Li Baoli, who suffered a broken ankle in the blast, said that if the authorities had warned the factory about the possible danger, work could have been suspended for the day and many lives could have be spared.

"I wouldn't have worked here if I'd know that an explosion caused by leaking oil could be this severe. I've been working at this factory for 13 years, but I never knew that an oil pipeline ran underneath it," said the 45-year-old, speaking from his hospital bed.

He said he heard two loud bangs and was thrown to the ground by the shockwave. He attempted to run, but felt a sharp pain in his right ankle, which had been hit by flying masonry. "I had no choice but to ignore the pain. It felt as though death was chasing me when I heard a third loud bang," he recalled.

His colleagues took him to the hospital in a car with no windows — all the glass in nearby buildings and vehicles had been shattered by the explosion.

"My injury is nothing — some of my colleagues were killed. Many had blood all over their faces and people were lying on the ground in all sorts of horrible positions. It's such a tragedy," he said.

Another worker, Gao Xuyou, was in the same hospital ward as Li Baoli. "The shockwave was like a strong wind carrying broken glass, bricks and concrete, which hit people working inside the factory too," said the 44-year-old.

Li Ming, 25, who was also working at the factory when the blast occurred, said, "The explosion was far more frightening than any scene in the Hollywood disaster movies I've watched."

He said cars were thrown several meters into the air, before being crushed under concrete paving slabs that had been wrenched from the sidewalks.

Li Ming was working in the part of the factory closest to Zhaitangdao street at the time of the explosion. He only escaped injury because he was standing between two large shipping containers. "They stopped the flying concrete. I don't think I would still be alive if they hadn't been there."

Following the explosion, water, electricity, natural gas and central heating services were suspended in the neighborhood. By Saturday night, however, water and electricity had been resumed in all areas, except for the epicenter of the blast.

Xue Jianzhu, 57, a lifelong Huangdao resident, said he had been unaware of the pipeline until Friday. He said Zhaitangdao street is often heavily congested by traffic, especially during the monthly market day.

"Also, Huangdao No. 2 middle school is not far from there. If the explosion had occurred when the students were on their way to or from school, the consequences could have been unthinkable," he said.

"Why didn't the authorites block the street and evacuate the residents, workers and students, when they clearly knew there was a leak on the pipeline?" asked Xue.

Angry residents

Other residents said the devastation could have been far worse if the nearby Lidong chemical plant hadn't suspended production on Friday for planned maintenance.

"The whole district might have been turned to ashes if the chemicals in the plant had exploded," said maintenance worker Lan Shoulian.

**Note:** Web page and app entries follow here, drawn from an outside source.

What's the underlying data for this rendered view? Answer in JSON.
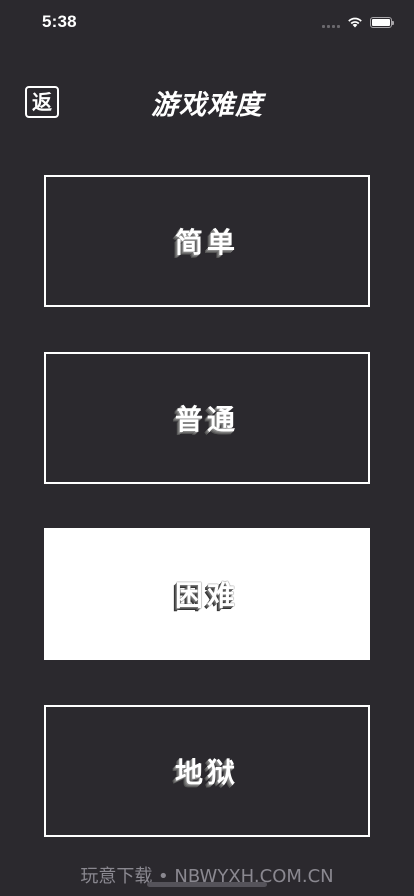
{
  "status_bar": {
    "time": "5:38"
  },
  "header": {
    "back_label": "返",
    "title": "游戏难度"
  },
  "levels": [
    {
      "label": "简单",
      "selected": false
    },
    {
      "label": "普通",
      "selected": false
    },
    {
      "label": "困难",
      "selected": true
    },
    {
      "label": "地狱",
      "selected": false
    }
  ],
  "watermark": "玩意下载 • NBWYXH.COM.CN",
  "colors": {
    "background": "#2b292e",
    "foreground": "#ffffff",
    "selected_fill": "#ffffff"
  }
}
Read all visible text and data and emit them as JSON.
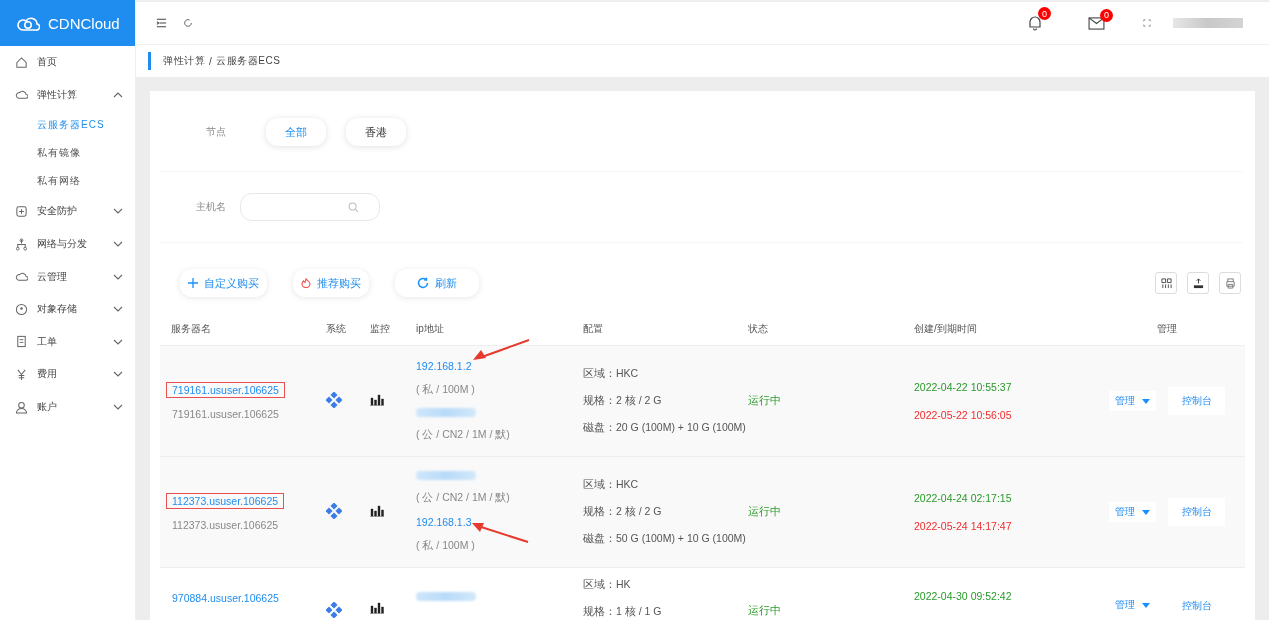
{
  "brand": {
    "name": "CDNCloud"
  },
  "sidebar": {
    "items": [
      {
        "label": "首页",
        "has_children": false
      },
      {
        "label": "弹性计算",
        "expanded": true,
        "has_children": true,
        "children": [
          {
            "label": "云服务器ECS",
            "selected": true
          },
          {
            "label": "私有镜像",
            "selected": false
          },
          {
            "label": "私有网络",
            "selected": false
          }
        ]
      },
      {
        "label": "安全防护",
        "expanded": false,
        "has_children": true
      },
      {
        "label": "网络与分发",
        "expanded": false,
        "has_children": true
      },
      {
        "label": "云管理",
        "expanded": false,
        "has_children": true
      },
      {
        "label": "对象存储",
        "expanded": false,
        "has_children": true
      },
      {
        "label": "工单",
        "expanded": false,
        "has_children": true
      },
      {
        "label": "费用",
        "expanded": false,
        "has_children": true
      },
      {
        "label": "账户",
        "expanded": false,
        "has_children": true
      }
    ]
  },
  "header": {
    "notifications": "0",
    "messages": "0"
  },
  "breadcrumb": {
    "items": [
      "弹性计算",
      "云服务器ECS"
    ],
    "separator": "/"
  },
  "filters": {
    "node_label": "节点",
    "nodes": [
      {
        "label": "全部",
        "selected": true
      },
      {
        "label": "香港",
        "selected": false
      }
    ],
    "host_label": "主机名"
  },
  "actions": [
    {
      "label": "自定义购买",
      "kind": "plus"
    },
    {
      "label": "推荐购买",
      "kind": "flame"
    },
    {
      "label": "刷新",
      "kind": "refresh"
    }
  ],
  "table": {
    "columns": [
      "服务器名",
      "系统",
      "监控",
      "ip地址",
      "配置",
      "状态",
      "创建/到期时间",
      "管理"
    ],
    "rows": [
      {
        "name": "719161.ususer.106625",
        "highlighted": true,
        "subname": "719161.ususer.106625",
        "ips": [
          {
            "kind": "address",
            "text": "192.168.1.2",
            "marked": true
          },
          {
            "kind": "note",
            "text": "( 私 / 100M )"
          },
          {
            "kind": "redacted"
          },
          {
            "kind": "note",
            "text": "( 公 / CN2 / 1M / 默)"
          }
        ],
        "config": [
          "区域：HKC",
          "规格：2 核 / 2 G",
          "磁盘：20 G (100M) + 10 G (100M)"
        ],
        "status": "运行中",
        "created": "2022-04-22 10:55:37",
        "expires": "2022-05-22 10:56:05",
        "manage": "管理",
        "console": "控制台"
      },
      {
        "name": "112373.ususer.106625",
        "highlighted": true,
        "subname": "112373.ususer.106625",
        "ips": [
          {
            "kind": "redacted"
          },
          {
            "kind": "note",
            "text": "( 公 / CN2 / 1M / 默)"
          },
          {
            "kind": "address",
            "text": "192.168.1.3",
            "marked": true
          },
          {
            "kind": "note",
            "text": "( 私 / 100M )"
          }
        ],
        "config": [
          "区域：HKC",
          "规格：2 核 / 2 G",
          "磁盘：50 G (100M) + 10 G (100M)"
        ],
        "status": "运行中",
        "created": "2022-04-24 02:17:15",
        "expires": "2022-05-24 14:17:47",
        "manage": "管理",
        "console": "控制台"
      },
      {
        "name": "970884.ususer.106625",
        "highlighted": false,
        "ips": [
          {
            "kind": "redacted"
          }
        ],
        "config": [
          "区域：HK",
          "规格：1 核 / 1 G"
        ],
        "status": "运行中",
        "created": "2022-04-30 09:52:42",
        "manage": "管理",
        "console": "控制台"
      }
    ]
  }
}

The street looks like it was dug up by excavators, said the 45-year-old, who dragged a bloodstained man from his wrecked car in the aftermath of the blast.

Qingdao municipal government has announced that it will check all pipelines under the city and formulate an overall revamping plan to ensure that an accident to one pipeline will not affect the others, but that has failed to assuage the anger of some locals.

"I am furious. We knew nothing about the oil pipeline. It was a ticking time bomb and it has got to go," said Xue.

Yang Yang and Hu Qing contributed to the story